But cessation experts say it’s important to keep trying.
According to the Centers for Disease Control and Prevention (CDC), nicotine is nearly as addictive as heroin and quitting can take multiple attempts because of withdrawal symptoms like anxiety, irritability, and cravings.
However, Emily Lee, vice president of Mission Services for the American Lung Association of the Midland States, says success is possible.
“It may be hard right now, but if you work through it the long-term benefits way outweigh the struggles you are having right now because the withdrawal is temporary and will subside,” she stresses. “And in the long run there’s more health benefits to not smoking.”
Lee recommends coupling nicotine replacement therapy with a smoking cessation program. She says the physical and emotional support makes staying smoke-free much easier than going cold turkey.
Research shows fewer than 7 percent of people are able to quit smoking without medicines or other support.
Within 12 hours of quitting smoking, blood oxygen levels increase to normal, and between two weeks and three months the risk of a heart attack drops.
Lee stresses the benefits continue for years.
“And there are long term ones that will get your body as close as possible to as if you had never started smoking,” she points out. “It would be almost equal to that of a non-smoker. “
The America Lung Association offers its Freedom from Smoking program, and Lee says there are other community resources available. And because quitting is such a huge behavior and health change she recommends getting your doctor involved.
“So that they know what they are trying to do and make sure they are following and using nicotine replacement products correctly and properly and that their physician knows that they are trying to do this,” she explains.

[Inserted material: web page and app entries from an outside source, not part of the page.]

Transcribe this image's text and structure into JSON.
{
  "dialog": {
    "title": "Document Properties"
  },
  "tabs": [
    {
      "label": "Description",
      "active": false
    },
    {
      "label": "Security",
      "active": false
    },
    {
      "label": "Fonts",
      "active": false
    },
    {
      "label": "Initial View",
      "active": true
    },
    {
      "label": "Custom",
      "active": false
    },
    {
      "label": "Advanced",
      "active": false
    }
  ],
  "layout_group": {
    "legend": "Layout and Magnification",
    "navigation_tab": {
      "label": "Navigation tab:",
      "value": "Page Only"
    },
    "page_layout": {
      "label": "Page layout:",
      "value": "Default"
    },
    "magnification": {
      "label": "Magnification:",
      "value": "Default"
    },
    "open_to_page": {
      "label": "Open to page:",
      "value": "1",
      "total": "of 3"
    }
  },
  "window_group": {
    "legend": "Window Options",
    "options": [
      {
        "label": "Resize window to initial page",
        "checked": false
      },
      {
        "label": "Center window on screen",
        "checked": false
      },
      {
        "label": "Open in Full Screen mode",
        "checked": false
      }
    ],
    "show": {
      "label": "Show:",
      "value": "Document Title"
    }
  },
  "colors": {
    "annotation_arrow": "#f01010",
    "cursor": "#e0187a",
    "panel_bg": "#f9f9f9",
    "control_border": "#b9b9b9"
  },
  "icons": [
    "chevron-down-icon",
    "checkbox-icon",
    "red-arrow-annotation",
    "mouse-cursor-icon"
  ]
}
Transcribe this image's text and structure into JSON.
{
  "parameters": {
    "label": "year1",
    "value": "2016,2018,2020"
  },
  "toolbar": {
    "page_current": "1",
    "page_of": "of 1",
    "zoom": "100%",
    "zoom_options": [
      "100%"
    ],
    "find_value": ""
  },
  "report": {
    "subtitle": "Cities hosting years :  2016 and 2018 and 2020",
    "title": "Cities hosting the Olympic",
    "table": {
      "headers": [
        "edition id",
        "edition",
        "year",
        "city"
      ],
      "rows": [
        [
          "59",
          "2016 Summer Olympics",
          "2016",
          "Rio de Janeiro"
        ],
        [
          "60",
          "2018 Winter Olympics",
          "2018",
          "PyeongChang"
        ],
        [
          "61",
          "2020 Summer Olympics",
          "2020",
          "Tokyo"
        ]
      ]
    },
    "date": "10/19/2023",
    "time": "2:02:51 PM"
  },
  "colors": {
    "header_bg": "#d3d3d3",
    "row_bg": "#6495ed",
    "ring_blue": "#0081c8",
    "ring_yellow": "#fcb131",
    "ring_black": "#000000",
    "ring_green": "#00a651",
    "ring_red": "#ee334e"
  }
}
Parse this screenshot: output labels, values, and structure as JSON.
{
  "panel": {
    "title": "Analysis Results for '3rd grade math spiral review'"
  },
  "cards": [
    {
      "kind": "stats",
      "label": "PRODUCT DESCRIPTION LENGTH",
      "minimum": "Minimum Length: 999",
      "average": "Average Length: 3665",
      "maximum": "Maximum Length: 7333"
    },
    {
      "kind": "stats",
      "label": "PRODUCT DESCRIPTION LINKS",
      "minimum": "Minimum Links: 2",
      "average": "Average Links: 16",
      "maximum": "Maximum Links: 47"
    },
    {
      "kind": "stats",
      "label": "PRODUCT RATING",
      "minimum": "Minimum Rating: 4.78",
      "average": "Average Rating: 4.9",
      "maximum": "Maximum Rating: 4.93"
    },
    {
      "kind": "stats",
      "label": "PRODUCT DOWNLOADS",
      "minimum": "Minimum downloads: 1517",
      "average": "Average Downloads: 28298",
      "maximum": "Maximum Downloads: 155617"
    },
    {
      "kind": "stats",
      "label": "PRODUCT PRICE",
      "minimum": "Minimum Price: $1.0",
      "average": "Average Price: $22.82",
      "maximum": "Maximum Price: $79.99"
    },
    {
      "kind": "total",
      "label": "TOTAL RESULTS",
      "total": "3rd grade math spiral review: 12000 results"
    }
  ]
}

Smoking causes more that 438,000 deaths annually in the U.S., making it the leading cause of preventable death.